DEEP ELLUM IS PFFFFFT—IT’S not the underground anymore,” a salesman in a Montrose vintage-clothing store says with a sneer, as if his locale were any different. Here in Houston the fabled Westheimer strip—the blocks of Westheimer Road east of Montrose Boulevard—is quiet, pretty much cleared of seventies-era chicken hawks and their prey, along with the once-ubiquitous Oriental modeling and massage studios.
CONSIDER THE OUTLET MALL: SO AMERICAN and so inevitable is this cross between the grubby factory outlet of the past and the chipper middle-American shopping mall of the present that it’s a miracle no one ever thought of it before. Today these malls are upscale and sleek, but their origins are humble. They began on the East Coast in the late 1800’s as dingy back rooms of factories, often separated from the manufacturing area by only a flimsy curtain.

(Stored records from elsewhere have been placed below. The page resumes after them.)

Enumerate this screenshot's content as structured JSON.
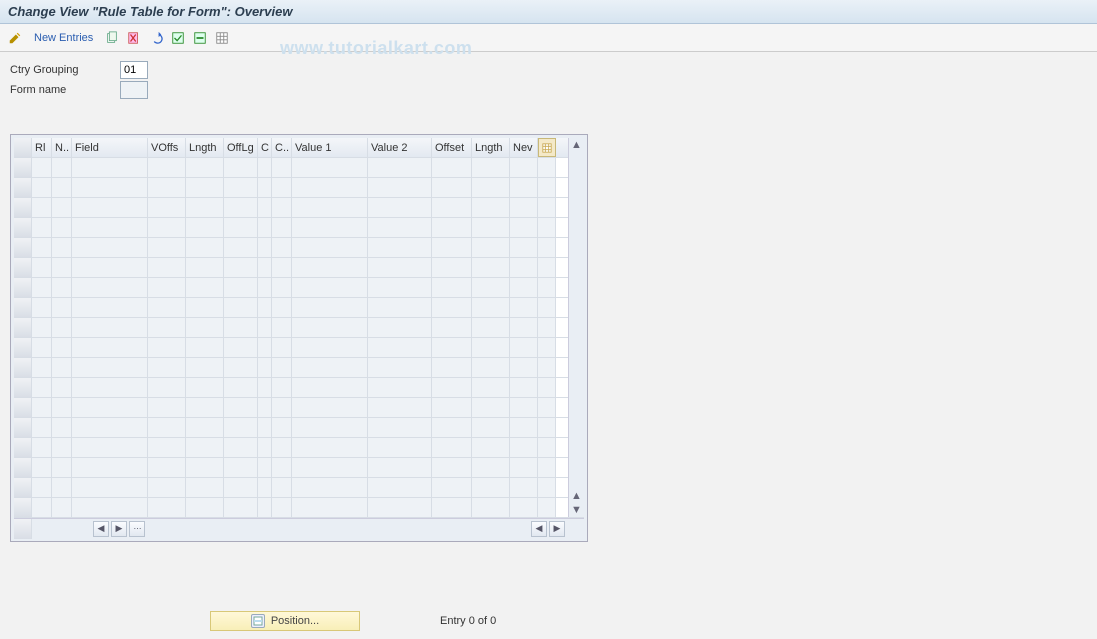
{
  "title": "Change View \"Rule Table for Form\": Overview",
  "watermark": "www.tutorialkart.com",
  "toolbar": {
    "new_entries": "New Entries"
  },
  "form": {
    "ctry_label": "Ctry Grouping",
    "ctry_value": "01",
    "formname_label": "Form name",
    "formname_value": ""
  },
  "columns": {
    "rl": "Rl",
    "n": "N..",
    "field": "Field",
    "voffs": "VOffs",
    "lngth": "Lngth",
    "offlg": "OffLg",
    "c1": "C",
    "c2": "C..",
    "val1": "Value 1",
    "val2": "Value 2",
    "offset": "Offset",
    "lngth2": "Lngth",
    "new": "Nev"
  },
  "footer": {
    "position": "Position...",
    "entry": "Entry 0 of 0"
  }
}
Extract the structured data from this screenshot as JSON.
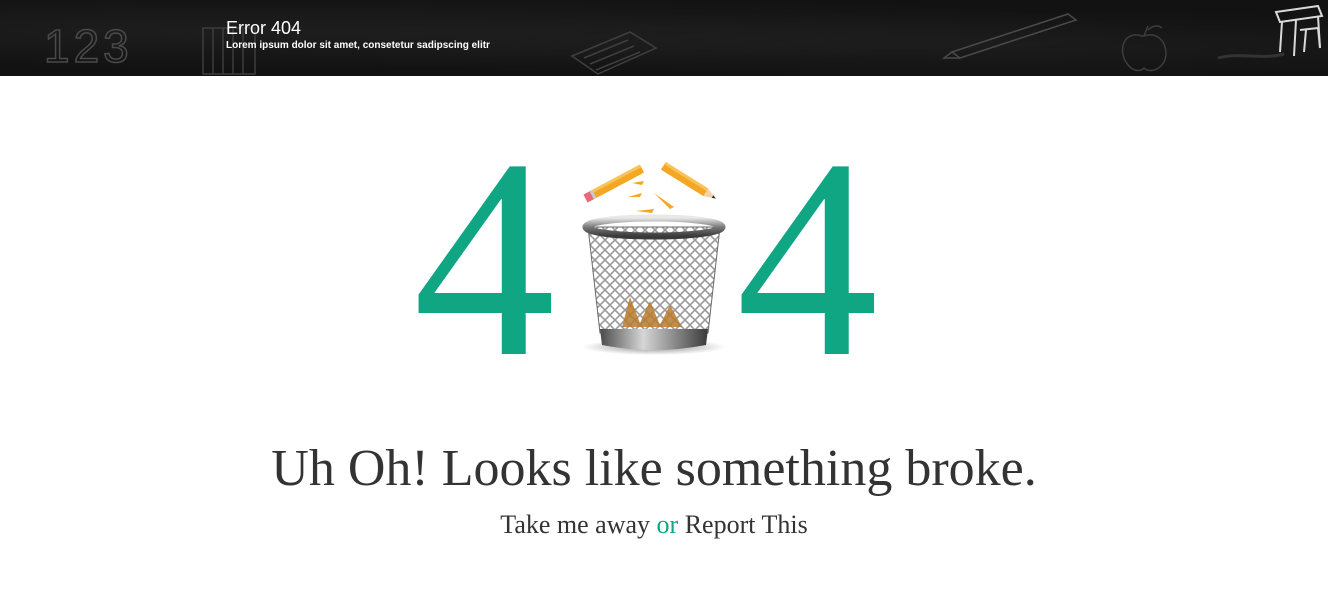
{
  "header": {
    "title": "Error 404",
    "subtitle": "Lorem ipsum dolor sit amet, consetetur sadipscing elitr",
    "doodle_text": "123"
  },
  "graphic": {
    "digit_left": "4",
    "digit_right": "4",
    "center_image": "trash-bin-with-broken-pencil"
  },
  "message": {
    "headline": "Uh Oh! Looks like something broke."
  },
  "links": {
    "primary": "Take me away",
    "separator": "or",
    "secondary": "Report This"
  },
  "colors": {
    "accent": "#10a684",
    "header_bg": "#121212",
    "text": "#333333",
    "pencil": "#f5a623"
  }
}
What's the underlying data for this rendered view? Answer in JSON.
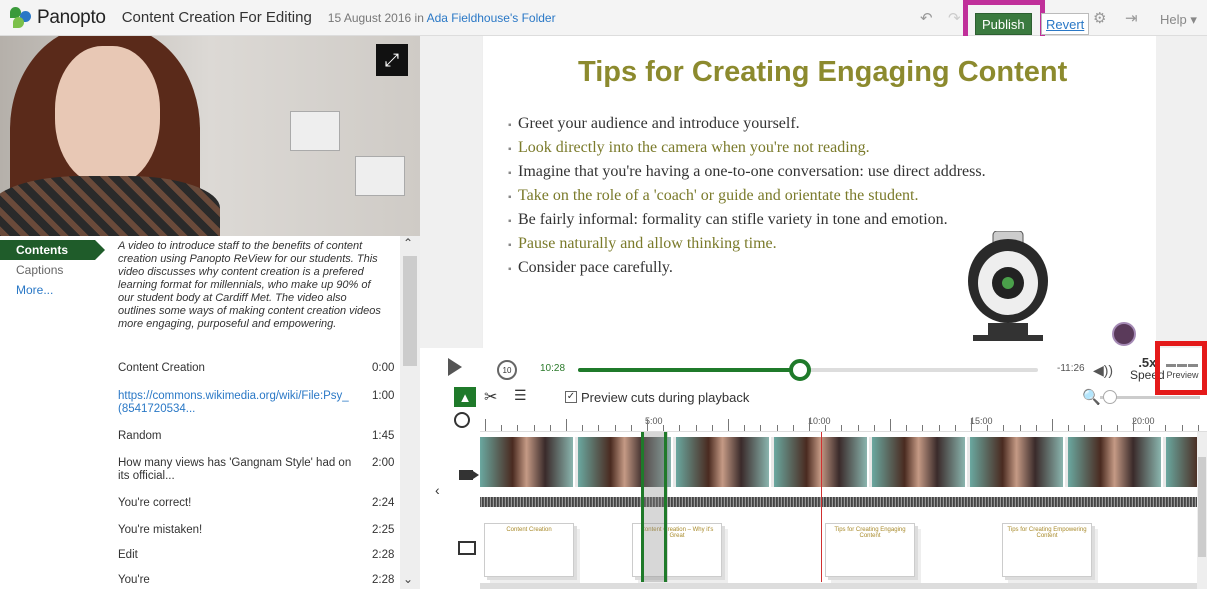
{
  "app": {
    "logo_text": "Panopto",
    "session_title": "Content Creation For Editing",
    "date_prefix": "15 August 2016 in",
    "folder_link": "Ada Fieldhouse's Folder",
    "colors": {
      "accent_green": "#1f7a2a",
      "publish_green": "#3b7a3f",
      "link_blue": "#2a78c6",
      "highlight_magenta": "#c0309a",
      "highlight_red": "#e41a1a"
    }
  },
  "toolbar": {
    "undo_icon": "undo-icon",
    "redo_icon": "redo-icon",
    "publish_label": "Publish",
    "revert_label": "Revert",
    "settings_icon": "gear-icon",
    "exit_icon": "exit-icon",
    "help_label": "Help ▾"
  },
  "left_tabs": {
    "contents": "Contents",
    "captions": "Captions",
    "more": "More..."
  },
  "description": "A video to introduce staff to the benefits of content creation using Panopto ReView for our students. This video discusses why content creation is a prefered learning format for millennials, who make up 90% of our student body at Cardiff Met. The video also outlines some ways of making content creation videos more engaging, purposeful and empowering.",
  "contents_list": [
    {
      "title": "Content Creation",
      "time": "0:00",
      "link": false
    },
    {
      "title": "https://commons.wikimedia.org/wiki/File:Psy_(8541720534...",
      "time": "1:00",
      "link": true
    },
    {
      "title": "Random",
      "time": "1:45",
      "link": false
    },
    {
      "title": "How many views has 'Gangnam Style' had on its official...",
      "time": "2:00",
      "link": false
    },
    {
      "title": "You're correct!",
      "time": "2:24",
      "link": false
    },
    {
      "title": "You're mistaken!",
      "time": "2:25",
      "link": false
    },
    {
      "title": "Edit",
      "time": "2:28",
      "link": false
    },
    {
      "title": "You're",
      "time": "2:28",
      "link": false
    }
  ],
  "slide": {
    "title": "Tips for Creating Engaging Content",
    "bullets": [
      {
        "text": "Greet your audience and introduce yourself.",
        "highlight": false
      },
      {
        "text": "Look directly into the camera when you're not reading.",
        "highlight": true
      },
      {
        "text": "Imagine that you're having a one-to-one conversation: use direct address.",
        "highlight": false
      },
      {
        "text": "Take on the role of a 'coach' or guide and orientate the student.",
        "highlight": true
      },
      {
        "text": "Be fairly informal: formality can stifle variety in tone and emotion.",
        "highlight": false
      },
      {
        "text": "Pause naturally and allow thinking time.",
        "highlight": true
      },
      {
        "text": "Consider pace carefully.",
        "highlight": false
      }
    ]
  },
  "player": {
    "rewind_label": "10",
    "current_time": "10:28",
    "remaining_time": "-11:26",
    "progress_fraction": 0.48,
    "speed_value": ".5x",
    "speed_label": "Speed",
    "preview_label": "Preview"
  },
  "editor": {
    "preview_cuts_label": "Preview cuts during playback",
    "preview_cuts_checked": true,
    "ruler_labels": [
      "5:00",
      "10:00",
      "15:00",
      "20:00"
    ]
  },
  "slide_thumbs": [
    {
      "title": "Content Creation"
    },
    {
      "title": "Content Creation – Why it's Great"
    },
    {
      "title": "Tips for Creating Engaging Content"
    },
    {
      "title": "Tips for Creating Empowering Content"
    }
  ]
}
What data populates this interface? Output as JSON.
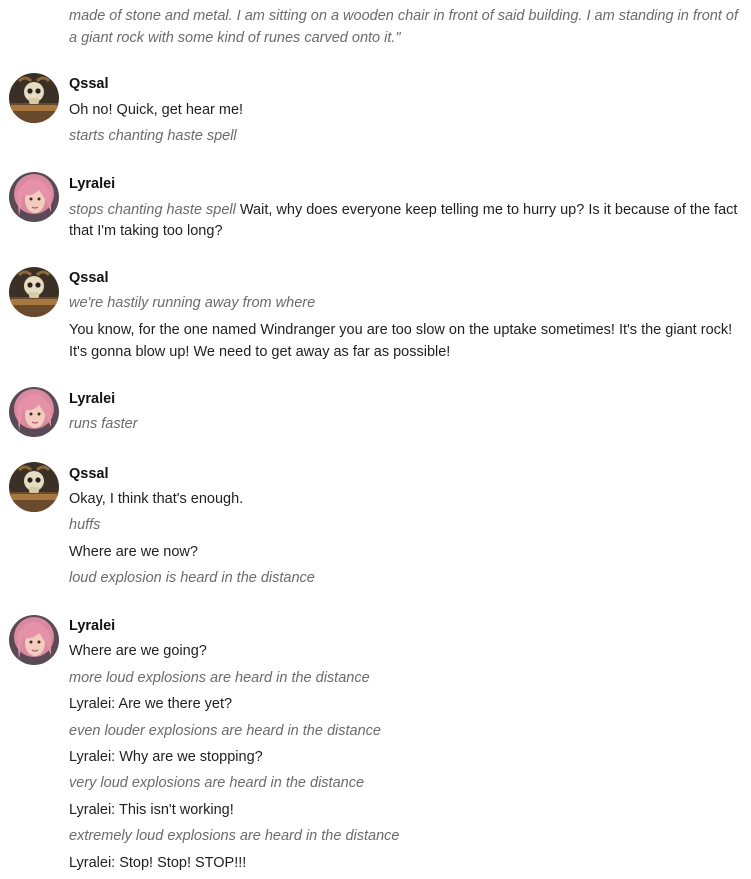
{
  "messages": [
    {
      "lines": [
        {
          "text": "made of stone and metal. I am sitting on a wooden chair in front of said building. I am standing in front of",
          "italic": true
        },
        {
          "text": "a giant rock with some kind of runes carved onto it.\"",
          "italic": true
        }
      ]
    },
    {
      "author": "Qssal",
      "avatar": "qssal-avatar",
      "lines": [
        {
          "text": "Oh no! Quick, get hear me!",
          "italic": false
        },
        {
          "text": "starts chanting haste spell",
          "italic": true
        }
      ]
    },
    {
      "author": "Lyralei",
      "avatar": "lyralei-avatar",
      "lines": [
        {
          "italic_part": "stops chanting haste spell",
          "text": " Wait, why does everyone keep telling me to hurry up? Is it because of the fact"
        },
        {
          "text": "that I'm taking too long?",
          "italic": false
        }
      ]
    },
    {
      "author": "Qssal",
      "avatar": "qssal-avatar",
      "lines": [
        {
          "text": "we're hastily running away from where",
          "italic": true
        },
        {
          "text": "You know, for the one named Windranger you are too slow on the uptake sometimes! It's the giant rock!",
          "italic": false
        },
        {
          "text": "It's gonna blow up! We need to get away as far as possible!",
          "italic": false
        }
      ]
    },
    {
      "author": "Lyralei",
      "avatar": "lyralei-avatar",
      "lines": [
        {
          "text": "runs faster",
          "italic": true
        }
      ]
    },
    {
      "author": "Qssal",
      "avatar": "qssal-avatar",
      "lines": [
        {
          "text": "Okay, I think that's enough.",
          "italic": false
        },
        {
          "text": "huffs",
          "italic": true
        },
        {
          "text": "Where are we now?",
          "italic": false
        },
        {
          "text": "loud explosion is heard in the distance",
          "italic": true
        }
      ]
    },
    {
      "author": "Lyralei",
      "avatar": "lyralei-avatar",
      "lines": [
        {
          "text": "Where are we going?",
          "italic": false
        },
        {
          "text": "more loud explosions are heard in the distance",
          "italic": true
        },
        {
          "text": "Lyralei: Are we there yet?",
          "italic": false
        },
        {
          "text": "even louder explosions are heard in the distance",
          "italic": true
        },
        {
          "text": "Lyralei: Why are we stopping?",
          "italic": false
        },
        {
          "text": "very loud explosions are heard in the distance",
          "italic": true
        },
        {
          "text": "Lyralei: This isn't working!",
          "italic": false
        },
        {
          "text": "extremely loud explosions are heard in the distance",
          "italic": true
        },
        {
          "text": "Lyralei: Stop! Stop! STOP!!!",
          "italic": false
        }
      ]
    }
  ]
}
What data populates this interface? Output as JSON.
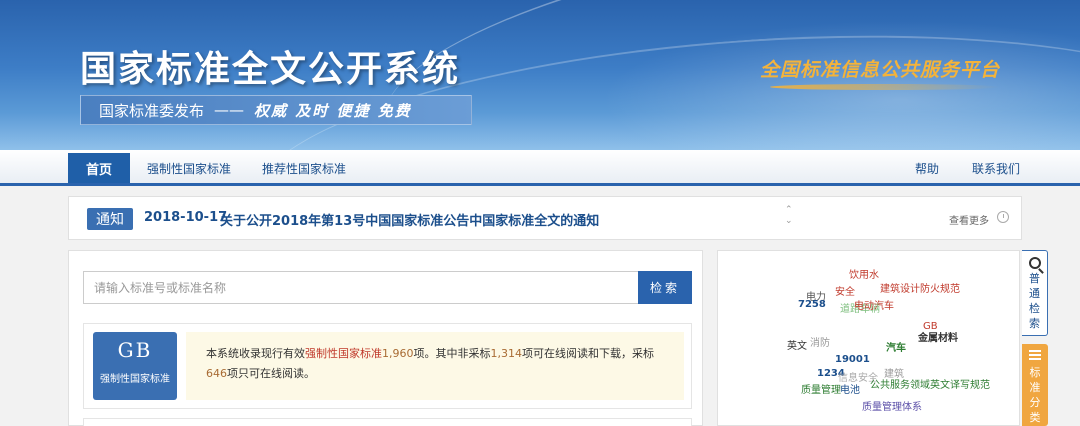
{
  "header": {
    "site_title": "国家标准全文公开系统",
    "publisher": "国家标准委发布",
    "dash": "——",
    "motto": "权威 及时 便捷 免费",
    "platform": "全国标准信息公共服务平台"
  },
  "nav": {
    "items": [
      {
        "label": "首页",
        "active": true
      },
      {
        "label": "强制性国家标准",
        "active": false
      },
      {
        "label": "推荐性国家标准",
        "active": false
      }
    ],
    "right": [
      {
        "label": "帮助"
      },
      {
        "label": "联系我们"
      }
    ]
  },
  "notice": {
    "tag": "通知",
    "date": "2018-10-17",
    "title": "关于公开2018年第13号中国国家标准公告中国家标准全文的通知",
    "more": "查看更多"
  },
  "search": {
    "placeholder": "请输入标准号或标准名称",
    "button": "检索"
  },
  "gb": {
    "code": "GB",
    "label": "强制性国家标准",
    "info_prefix": "本系统收录现行有效",
    "info_link": "强制性国家标准",
    "count_total": "1,960",
    "info_mid1": "项。其中非采标",
    "count_nonadopted": "1,314",
    "info_mid2": "项可在线阅读和下载，采标",
    "count_adopted": "646",
    "info_suffix": "项只可在线阅读。"
  },
  "tag_cloud": [
    {
      "text": "饮用水",
      "color": "#c0392b"
    },
    {
      "text": "电力",
      "color": "#555555"
    },
    {
      "text": "安全",
      "color": "#c0392b"
    },
    {
      "text": "建筑设计防火规范",
      "color": "#c0392b"
    },
    {
      "text": "7258",
      "color": "#1c4f8c"
    },
    {
      "text": "道路车辆",
      "color": "#7fbf7f"
    },
    {
      "text": "电动汽车",
      "color": "#c0392b"
    },
    {
      "text": "GB",
      "color": "#c0392b"
    },
    {
      "text": "金属材料",
      "color": "#333333"
    },
    {
      "text": "英文",
      "color": "#333333"
    },
    {
      "text": "消防",
      "color": "#999999"
    },
    {
      "text": "汽车",
      "color": "#2e7d32"
    },
    {
      "text": "19001",
      "color": "#1c4f8c"
    },
    {
      "text": "1234",
      "color": "#1c4f8c"
    },
    {
      "text": "信息安全",
      "color": "#aaaaaa"
    },
    {
      "text": "建筑",
      "color": "#999999"
    },
    {
      "text": "质量管理",
      "color": "#2e7d32"
    },
    {
      "text": "电池",
      "color": "#1c4f8c"
    },
    {
      "text": "公共服务领域英文译写规范",
      "color": "#2e7d32"
    },
    {
      "text": "质量管理体系",
      "color": "#5b4fa8"
    }
  ],
  "side": {
    "search_tab": [
      "普",
      "通",
      "检",
      "索"
    ],
    "classify_tab": [
      "标",
      "准",
      "分",
      "类"
    ]
  }
}
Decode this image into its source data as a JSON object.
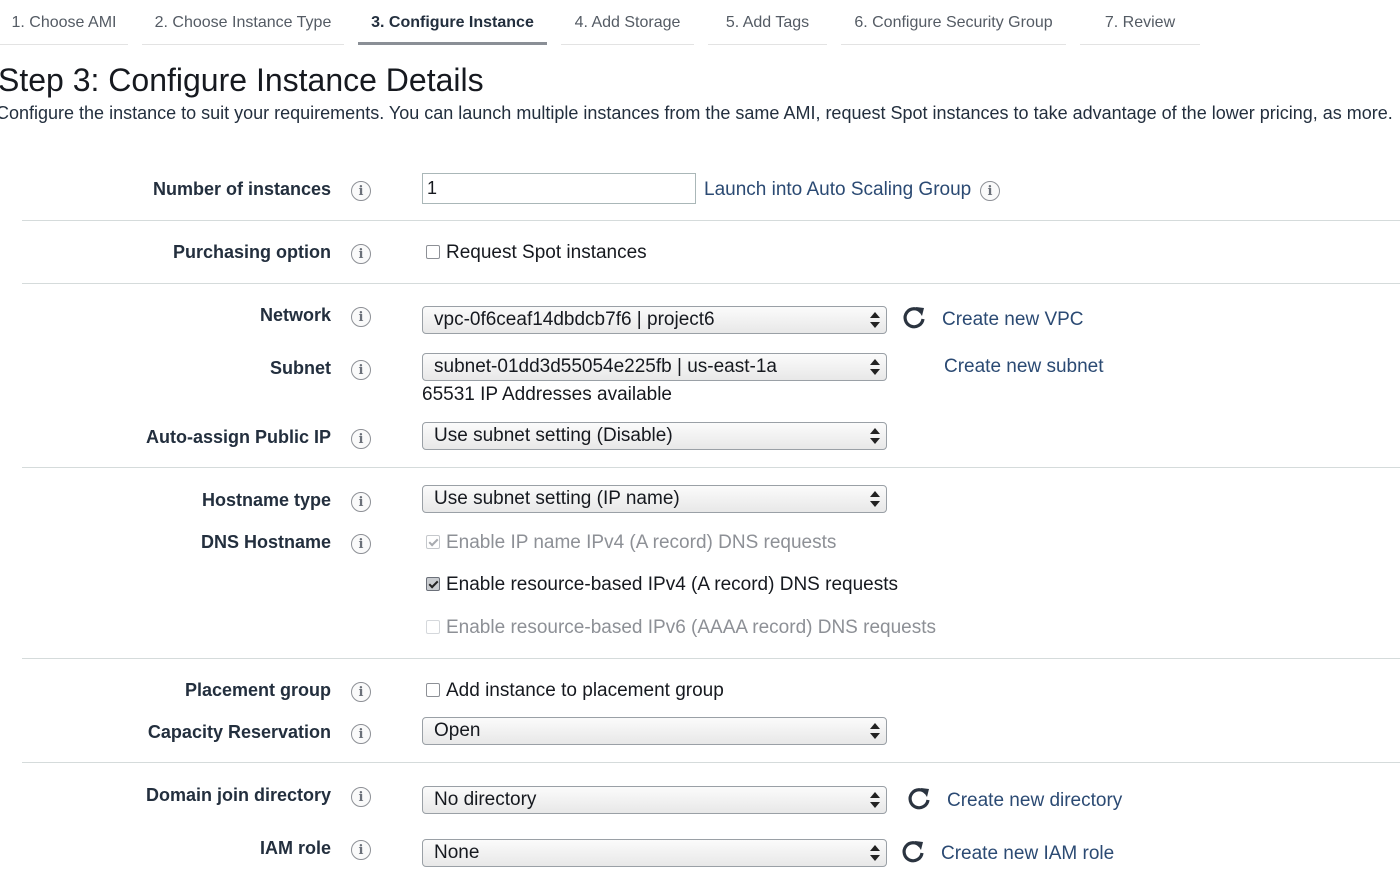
{
  "tabs": [
    {
      "label": "1. Choose AMI"
    },
    {
      "label": "2. Choose Instance Type"
    },
    {
      "label": "3. Configure Instance"
    },
    {
      "label": "4. Add Storage"
    },
    {
      "label": "5. Add Tags"
    },
    {
      "label": "6. Configure Security Group"
    },
    {
      "label": "7. Review"
    }
  ],
  "active_tab": "3. Configure Instance",
  "page": {
    "title": "Step 3: Configure Instance Details",
    "description": "Configure the instance to suit your requirements. You can launch multiple instances from the same AMI, request Spot instances to take advantage of the lower pricing, as more."
  },
  "fields": {
    "number_of_instances": {
      "label": "Number of instances",
      "value": "1",
      "link": "Launch into Auto Scaling Group"
    },
    "purchasing_option": {
      "label": "Purchasing option",
      "checkbox": "Request Spot instances",
      "checked": false
    },
    "network": {
      "label": "Network",
      "value": "vpc-0f6ceaf14dbdcb7f6 | project6",
      "link": "Create new VPC"
    },
    "subnet": {
      "label": "Subnet",
      "value": "subnet-01dd3d55054e225fb | us-east-1a",
      "link": "Create new subnet",
      "note": "65531 IP Addresses available"
    },
    "auto_assign_public_ip": {
      "label": "Auto-assign Public IP",
      "value": "Use subnet setting (Disable)"
    },
    "hostname_type": {
      "label": "Hostname type",
      "value": "Use subnet setting (IP name)"
    },
    "dns_hostname": {
      "label": "DNS Hostname",
      "options": [
        {
          "label": "Enable IP name IPv4 (A record) DNS requests",
          "checked": true,
          "disabled": true
        },
        {
          "label": "Enable resource-based IPv4 (A record) DNS requests",
          "checked": true,
          "disabled": false
        },
        {
          "label": "Enable resource-based IPv6 (AAAA record) DNS requests",
          "checked": false,
          "disabled": true
        }
      ]
    },
    "placement_group": {
      "label": "Placement group",
      "checkbox": "Add instance to placement group",
      "checked": false
    },
    "capacity_reservation": {
      "label": "Capacity Reservation",
      "value": "Open"
    },
    "domain_join_directory": {
      "label": "Domain join directory",
      "value": "No directory",
      "link": "Create new directory"
    },
    "iam_role": {
      "label": "IAM role",
      "value": "None",
      "link": "Create new IAM role"
    }
  },
  "icons": {
    "info": "info-icon",
    "refresh": "refresh-icon"
  },
  "colors": {
    "link": "#2b4a73",
    "text": "#232f3e",
    "muted": "#8d9096",
    "divider": "#d5dbdb"
  }
}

THERE IS SOMETHING CHURCHLIKE about the J. Crew store that opened in May in Dallas’ NorthPark Center, something solemn and reverent, as if the store had been designed by a Shaker splinter group. Shoppers accustomed to the aristocratic fun of the ubiquitous J. Crew catalog—photo after photo of those handsome, impeccably proportioned couples wearing windbreakers and chinos at the shore—will find a different aura here.